- “Speak English” is a trick you will be forever asked to perform. You are the biblical-Google authority on the entirety of the United States.
And everyone, I mean everyone, is watching you inside your fishbowl.
Vamos a ver, amigos.
A Parting Shot
Leaderboard: WYOMING 2-0; five known parcels lost in the ether
Era from Lander, Wyoming, makes the SPICE KIT SUNDRY pass to Karlia in Maryland who hands it to three engineers in Engineers Without Borders who hands it to site mate Peru 27 Angeline of WASH who hands it to me on a run.
Bonus: Everybody’s pants smell like Cumin.
>>No new mail at SERPOST as of 29 de Agosto.
Hermana Jessica Rice, Cuerpo de Paz
Apartado NO. 120 SERPOST La Merced
La Merced, Chanchamayo, Junín, PERU
Please note: 1) This mailbox is two hours away 2) It costs a lot of money to send me stuff – (like $23 for $5 of candy) and only send through USPS to SERPOST 3) Keep packages under 1lb (or to not appear worth $100) or they get sent to Customs Jail in Lima. 4) Customs Jail is as arbitrary and random as my blog posts, so don’t send me anything that you’ll be sad goes missing. 5) The last numbers are my Peru cell phone and they will call me if it gets lost. Place them in the spot you would look if you were lost. 6) Stumped what to send? Emergen-C, chai tea, wool socks, and beef jerky. I started hanging up pictures of you, scenes from home, and little clips of paper that make me feel loved on my wall. ❤
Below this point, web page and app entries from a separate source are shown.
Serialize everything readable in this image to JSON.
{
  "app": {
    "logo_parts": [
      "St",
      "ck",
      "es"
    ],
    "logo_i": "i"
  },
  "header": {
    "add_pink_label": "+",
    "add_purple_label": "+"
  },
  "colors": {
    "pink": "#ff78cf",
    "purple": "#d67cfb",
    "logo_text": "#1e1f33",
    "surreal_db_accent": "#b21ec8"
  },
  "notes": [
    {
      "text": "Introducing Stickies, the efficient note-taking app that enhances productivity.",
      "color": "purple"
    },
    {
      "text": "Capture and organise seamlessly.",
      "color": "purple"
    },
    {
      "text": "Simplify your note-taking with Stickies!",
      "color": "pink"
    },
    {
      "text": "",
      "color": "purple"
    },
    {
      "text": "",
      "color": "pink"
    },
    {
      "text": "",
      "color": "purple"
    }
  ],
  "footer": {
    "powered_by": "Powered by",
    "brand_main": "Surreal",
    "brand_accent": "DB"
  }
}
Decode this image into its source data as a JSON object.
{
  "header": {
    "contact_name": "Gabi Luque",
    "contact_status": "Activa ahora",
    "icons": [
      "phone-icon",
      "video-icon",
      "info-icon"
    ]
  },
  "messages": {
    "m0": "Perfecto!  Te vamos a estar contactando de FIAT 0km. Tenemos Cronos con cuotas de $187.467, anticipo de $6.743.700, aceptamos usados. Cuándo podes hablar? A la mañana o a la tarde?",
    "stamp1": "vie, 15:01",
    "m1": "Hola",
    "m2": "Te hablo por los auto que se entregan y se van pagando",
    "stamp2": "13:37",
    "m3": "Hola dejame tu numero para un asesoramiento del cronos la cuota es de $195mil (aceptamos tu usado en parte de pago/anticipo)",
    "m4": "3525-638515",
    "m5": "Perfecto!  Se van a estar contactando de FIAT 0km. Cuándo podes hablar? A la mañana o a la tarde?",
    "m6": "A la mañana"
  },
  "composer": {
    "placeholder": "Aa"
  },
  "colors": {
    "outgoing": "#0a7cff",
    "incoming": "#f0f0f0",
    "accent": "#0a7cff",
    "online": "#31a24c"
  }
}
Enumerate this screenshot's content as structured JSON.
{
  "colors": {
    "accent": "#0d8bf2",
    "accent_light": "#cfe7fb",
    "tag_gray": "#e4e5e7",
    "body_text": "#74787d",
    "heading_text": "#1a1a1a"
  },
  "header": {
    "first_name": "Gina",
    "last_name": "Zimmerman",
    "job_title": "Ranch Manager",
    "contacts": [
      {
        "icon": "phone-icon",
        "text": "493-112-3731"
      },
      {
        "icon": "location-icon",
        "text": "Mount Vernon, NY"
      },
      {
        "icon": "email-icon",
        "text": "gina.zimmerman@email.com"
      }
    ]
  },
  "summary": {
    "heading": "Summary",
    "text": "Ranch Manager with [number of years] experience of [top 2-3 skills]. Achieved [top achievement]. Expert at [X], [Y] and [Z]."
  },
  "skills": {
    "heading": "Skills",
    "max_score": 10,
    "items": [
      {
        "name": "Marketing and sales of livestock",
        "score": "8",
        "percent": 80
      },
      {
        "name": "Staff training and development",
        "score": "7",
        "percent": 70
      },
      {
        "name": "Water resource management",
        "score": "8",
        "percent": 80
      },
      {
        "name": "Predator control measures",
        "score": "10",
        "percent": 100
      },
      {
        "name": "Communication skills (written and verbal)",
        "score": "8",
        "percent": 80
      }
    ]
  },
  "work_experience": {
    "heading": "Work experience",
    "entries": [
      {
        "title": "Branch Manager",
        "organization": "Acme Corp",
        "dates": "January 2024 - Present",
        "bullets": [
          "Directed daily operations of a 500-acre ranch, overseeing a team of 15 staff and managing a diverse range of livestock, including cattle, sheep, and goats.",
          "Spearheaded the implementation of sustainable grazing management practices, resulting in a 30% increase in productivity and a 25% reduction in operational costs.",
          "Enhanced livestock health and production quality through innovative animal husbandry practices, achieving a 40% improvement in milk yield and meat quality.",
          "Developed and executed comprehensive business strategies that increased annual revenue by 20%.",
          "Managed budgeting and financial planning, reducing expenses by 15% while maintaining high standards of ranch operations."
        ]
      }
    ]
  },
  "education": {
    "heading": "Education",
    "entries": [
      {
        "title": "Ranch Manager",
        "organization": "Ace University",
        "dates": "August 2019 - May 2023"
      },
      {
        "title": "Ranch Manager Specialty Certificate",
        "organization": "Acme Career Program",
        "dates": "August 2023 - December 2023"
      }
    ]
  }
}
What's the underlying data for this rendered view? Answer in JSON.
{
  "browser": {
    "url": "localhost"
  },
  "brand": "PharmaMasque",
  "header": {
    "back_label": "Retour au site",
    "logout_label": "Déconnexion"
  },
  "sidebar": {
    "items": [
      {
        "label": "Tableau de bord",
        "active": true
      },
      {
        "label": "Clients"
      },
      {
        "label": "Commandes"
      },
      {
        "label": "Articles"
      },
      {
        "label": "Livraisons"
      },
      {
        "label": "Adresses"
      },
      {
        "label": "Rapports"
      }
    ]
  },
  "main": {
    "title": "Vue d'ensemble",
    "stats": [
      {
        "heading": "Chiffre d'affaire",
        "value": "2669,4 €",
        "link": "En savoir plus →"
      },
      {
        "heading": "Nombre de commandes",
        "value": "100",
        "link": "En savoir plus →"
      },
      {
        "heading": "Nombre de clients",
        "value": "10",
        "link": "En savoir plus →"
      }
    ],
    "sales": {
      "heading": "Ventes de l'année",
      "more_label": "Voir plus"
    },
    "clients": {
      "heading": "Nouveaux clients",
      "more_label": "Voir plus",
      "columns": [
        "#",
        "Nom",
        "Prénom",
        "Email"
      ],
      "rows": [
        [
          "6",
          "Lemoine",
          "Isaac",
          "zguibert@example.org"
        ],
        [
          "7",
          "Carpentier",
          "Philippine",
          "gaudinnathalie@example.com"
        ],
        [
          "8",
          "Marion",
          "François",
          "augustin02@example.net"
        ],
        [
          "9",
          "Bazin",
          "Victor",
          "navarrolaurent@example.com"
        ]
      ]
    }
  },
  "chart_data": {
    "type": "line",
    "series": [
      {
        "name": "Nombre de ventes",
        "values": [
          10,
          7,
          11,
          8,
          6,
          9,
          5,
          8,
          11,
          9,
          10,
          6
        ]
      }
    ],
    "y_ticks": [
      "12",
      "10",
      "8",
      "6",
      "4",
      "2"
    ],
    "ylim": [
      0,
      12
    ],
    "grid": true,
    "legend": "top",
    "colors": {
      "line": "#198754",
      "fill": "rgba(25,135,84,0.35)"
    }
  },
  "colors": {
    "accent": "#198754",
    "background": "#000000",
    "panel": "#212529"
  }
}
I have Port Townsend visitors coming mid-November if you want to pass something to them.